June is prime time for spotting water-based wildlife. Pete Dommett dons his shades and tries his hand at ‘fish-twitching’

The coarse fishing season begins again this month. From now until next March, the city’s waterways will be lined with eager anglers. I’m joining them on the riverbank to hunt for prize specimens, but I’m not actually trying to catch one.

Fish-twitching is the piscatorial equivalent of birdwatching: actively going in search of different species for the sole pleasure of simply seeing them. Fish are sometimes overlooked by natural history programmes and, because they’re generally out of sight, for the majority of us, they’re mostly out of mind. Many British fish are spectacular creatures, however, and can be found in all types of water, including urban rivers. So, on a quest to discover what be-finned beauties Bristol has to offer, I head to Eastville Park.

At the lake, I immediately notice a gang of carp cruising around like slow-moving submarines, their dark backs occasionally stirring the surface. A new information board lists the wildlife that lives in the area – birds, otters, trees, wildflowers, butterflies, dragonflies and bats – but disappointingly doesn’t mention fish. Flowing around the edge of the park, the River Frome is unexpectedly clear. Like many of Bristol’s watercourses, it often appears brown and murky, especially after heavy rain, but I quickly pick out several finger-sized fish (maybe minnows?) darting in and out of the hazy shadows.

A shoal of larger fish hangs lazily in a pool of slack water, just above Colston Weir. Sunglasses (preferably with polarised lenses) help cut through glare and, through mine, I can make out the muted red fins of roach – a common species across the country – and another, slimmer fish, with greenish fins and a darker tail, that I don’t recognise. Trying to identify it, using my Collins Gem Guide to Freshwater Fish, is like beginning birding again. I’m not sure, but could they be dace?

Further upstream at Snuff Mills, I’m surprised to see an old chap enjoying a spot of lunchtime fly-fishing (which has a different season to course fishing). As he casts his line across a deeper stretch of the river, I ask him what he’s hoping to catch. “Well, it’s mainly roach, chub and dace in here,” he tells me. (Aha! I was right!)

“But there’s a few trout as well. I caught one a couple of years ago.” He continues, remembering the moment with a smile. “Lovely it was. Well over four pounds and a couple of feet long.” Brown trout in Bristol – who knew?

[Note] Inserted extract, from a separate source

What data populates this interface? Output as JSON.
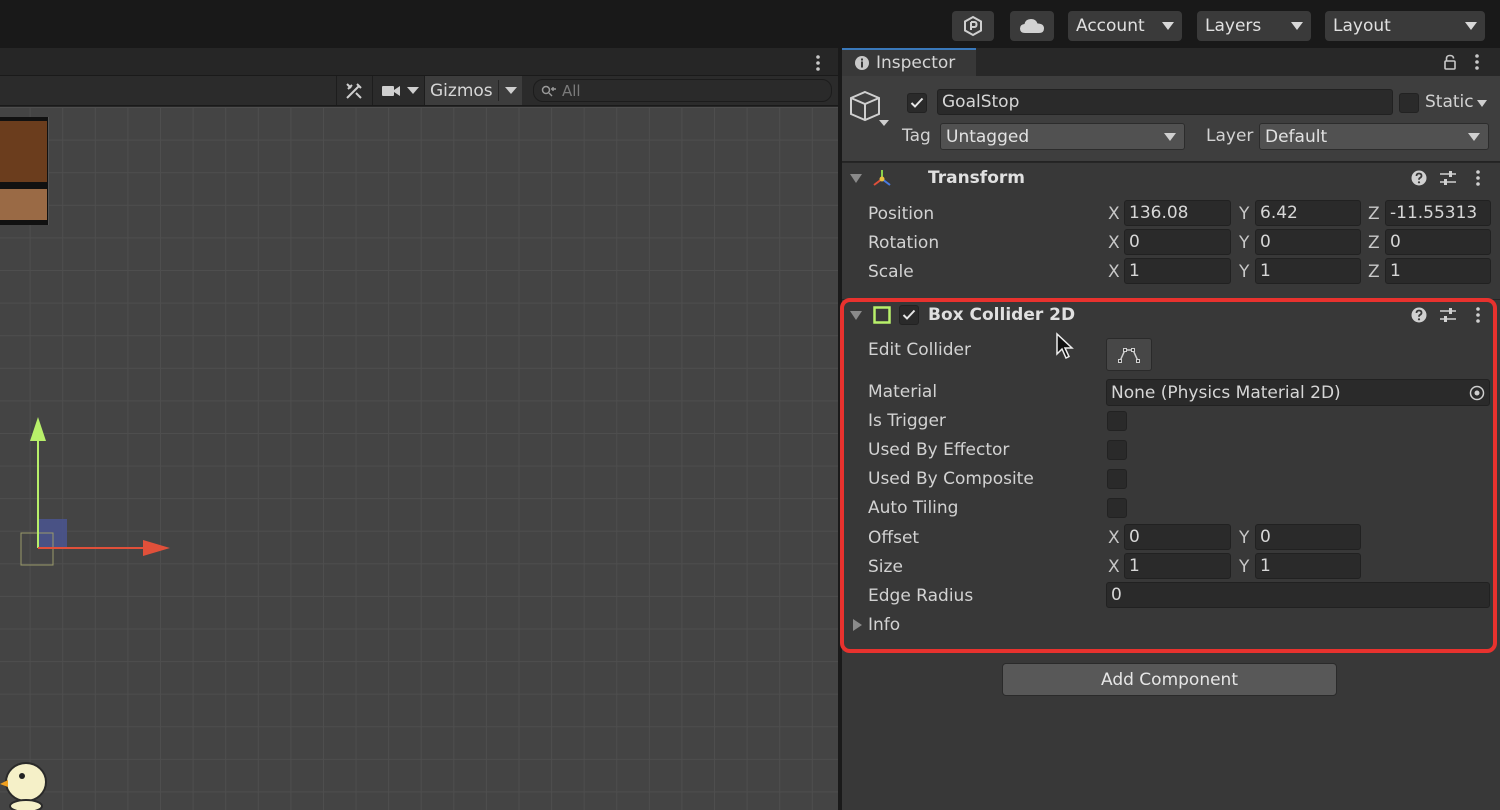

Back in the park, I scan the lake for the vaguely menacing forms of the carp, but it’s a different fish that catches my eye this time. Or perhaps I catch its eye. A huge pike, loitering in the weedy fringes of the water, watches me warily. Fish have remarkably good vision and can also feel vibrations through their lateral line, but I manage to creep close and grab a photo of it on my phone. This magnificent, torpedo-tuned predator is near enough to touch, but, elementally, in another world altogether. Suffice to say, fish-twitching has me completely hooked.

Pete’s top five fish-twitching tips

  1. Wear polarising sunglasses to cut through surface glare.
  2. Wear dull-coloured clothes.
  3. Walk slowly and quietly along the bank to minimise disturbance.
  4. Look for features in the water (rocks, weed beds, overhanging trees, even shopping trolleys). These offer shelter and attract fish.
  5. Encourage fish into open water with a handful of sweetcorn kernels (they are easy to see when taken and don’t affect water quality).